Thurgood Marshall 1908 - 1993
Thurgood Marshall served as chief counsel for the NAACP. He has one of the most iconic legal backgrounds in U.S. History. In 1954, Marshall gained national prominence after he successfully argued on behalf of the petitioner in the landmark Supreme Court case Brown v. Board of Education.
Marshall was later named to the highest court in the land – becoming the first black person to sit on the Supreme Court. His 24 years of service on the court are a tribute to his Civil Rights origins. His appointment did not deter his progressive roots. Marshall remained steadfast in the pursuit of equality and justice for all, throughout his tenure.
Marshall’s personal experience with racial discrimination as a native of Baltimore, Maryland motivated his decision to pursue justice and dedicate his life to Civil Rights. Prohibited from accessing bathrooms or attending the top law school on his list, Marshall was destined to correct the worst vestige of our past – slavery.

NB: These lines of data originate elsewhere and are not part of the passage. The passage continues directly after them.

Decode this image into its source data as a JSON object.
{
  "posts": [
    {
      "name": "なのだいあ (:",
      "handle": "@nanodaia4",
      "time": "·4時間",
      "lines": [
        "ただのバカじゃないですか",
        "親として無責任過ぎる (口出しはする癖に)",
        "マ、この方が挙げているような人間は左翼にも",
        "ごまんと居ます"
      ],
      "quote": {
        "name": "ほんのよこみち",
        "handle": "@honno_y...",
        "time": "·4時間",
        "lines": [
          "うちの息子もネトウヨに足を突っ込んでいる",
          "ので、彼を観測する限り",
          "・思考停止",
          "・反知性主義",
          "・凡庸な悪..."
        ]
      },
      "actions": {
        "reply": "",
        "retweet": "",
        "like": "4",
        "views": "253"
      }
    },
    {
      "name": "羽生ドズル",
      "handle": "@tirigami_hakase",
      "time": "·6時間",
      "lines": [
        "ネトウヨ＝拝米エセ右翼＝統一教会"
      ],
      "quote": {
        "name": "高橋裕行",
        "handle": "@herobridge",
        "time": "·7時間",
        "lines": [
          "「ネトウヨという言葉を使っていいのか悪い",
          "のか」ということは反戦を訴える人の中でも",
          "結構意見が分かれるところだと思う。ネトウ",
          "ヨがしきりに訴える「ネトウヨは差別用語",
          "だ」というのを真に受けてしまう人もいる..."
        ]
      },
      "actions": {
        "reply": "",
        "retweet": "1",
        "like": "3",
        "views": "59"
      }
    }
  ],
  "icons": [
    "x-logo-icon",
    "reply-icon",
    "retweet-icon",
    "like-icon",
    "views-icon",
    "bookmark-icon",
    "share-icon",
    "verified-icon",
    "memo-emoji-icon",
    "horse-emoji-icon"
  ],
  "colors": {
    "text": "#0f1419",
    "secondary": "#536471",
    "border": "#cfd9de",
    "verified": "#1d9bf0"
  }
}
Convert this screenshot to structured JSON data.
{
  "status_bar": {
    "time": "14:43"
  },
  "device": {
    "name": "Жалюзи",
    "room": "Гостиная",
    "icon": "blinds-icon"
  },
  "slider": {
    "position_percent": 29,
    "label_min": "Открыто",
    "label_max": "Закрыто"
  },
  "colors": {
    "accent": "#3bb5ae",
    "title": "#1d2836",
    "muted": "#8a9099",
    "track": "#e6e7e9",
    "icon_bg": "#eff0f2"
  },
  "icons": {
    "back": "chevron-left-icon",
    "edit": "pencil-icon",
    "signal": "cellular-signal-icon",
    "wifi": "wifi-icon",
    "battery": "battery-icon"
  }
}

After earning his law degree from Howard University and trying Civil Rights cases, Marshall argued 32 cases before the Supreme Court. These 32 cases were more than any person had argued before the high court in U.S. history. From there, President Kennedy named Marshall to the U.S. Court of Appeals. Four years later, President Lyndon Johnson named Marshall U.S. solicitor general. Then just two years after this appointment, noting it was, “the right thing to do, the right time to do it, the right man and the right place,” Johnson named Marshall to the U.S. Supreme Court.
‘If at first you don’t succeed…dissent and dissent again.’ Unfortunately for advocates of equal treatment, Marshall often found himself on the losing side. But in Marshall’s eyes, win, lose, or draw, justice ought to prevail. Thus, he dissented!
Perhaps Supreme Court historians will first acknowledge Marshall’s contribution to the court being that of contention and opposition. But most importantly, they will note Marhsall’s tireless efforts to protect people of color from mistreatment, women from abusive government overreach, abolishment of the death penalty, and other “radical” values meant to protect and preserve liberty.